Los Angeles County has a cool bike-to-work calculator on their website that estimates how much gas and carbon dioxide emissions you save by choosing to bike instead of drive.

There are no special events listed for Orange County, but don't let that stop you folks down in Newport Beach. The League of American Bicyclists is promoting Bike-to-Work Week from May 11 - 15 and national Bike-to-Work Day on Friday, May 15. So get your bike out, form a convoy, and start rollin'!

(Hey Newport Beach: Want to generate some bike-to-work momentum in your community? This planning guide can help.)

Science of Sustainability Photo Project

As part of the Year of Science 2009, the EPA is connecting with the public through blogs, podcasts, and demonstrations of the importance of sustainability and science.

May is Sustainability Month, and one of the EPA's activities to promote awareness of sustainability is a photography project and photo group on Flickr.

Join the group, submit a photo, and you might find your image on the EPA's website!

energy alternatives

Tuesday, May 5, 2009

Oakland Green Building Requirements

Sustainable Oakland:
Mandatory Green Building Ordinance for Private Development

The City of Oakland has green building rules in the form of Ordinance No.12658 C.M.S. This legislation requires that City projects covered under the Ordinance meet a minimum of Leadership in Energy and Environmental Design (LEED) Silver rating. The Oakland City Council, the City Planning Commission, and the Community and Economic Development Agency are considering mandatory Green Building requirements for certain types of private development. Mandatory green building requirements for private development will support one of the City Council's adopted goals to "Develop a Sustainable City", by "maximizing socially and environmentally sustainable growth, including conserving natural resources."

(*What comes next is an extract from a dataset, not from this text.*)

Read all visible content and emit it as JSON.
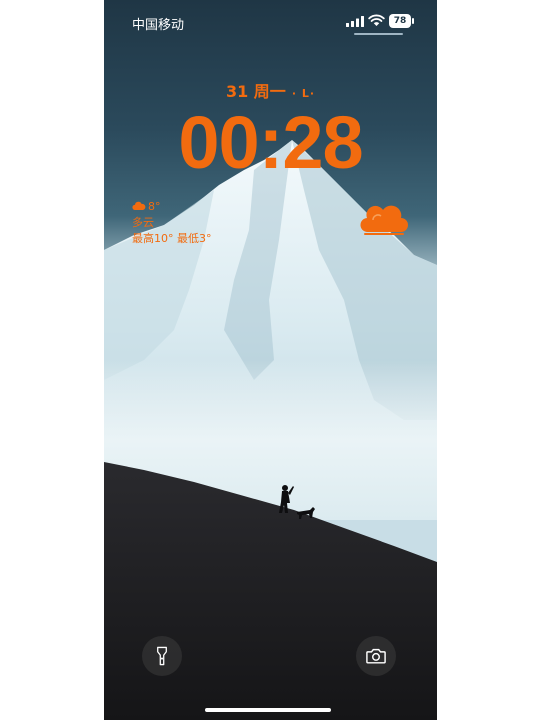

The City continues to seek public input on the Green Building thresholds. A public hearing before the Landmarks Preservation Advisory Board is scheduled for Monday, May 11, 2009, at 6:00 pm in City Hall Hearing Room 1.

Learn more about the proposed thresholds here.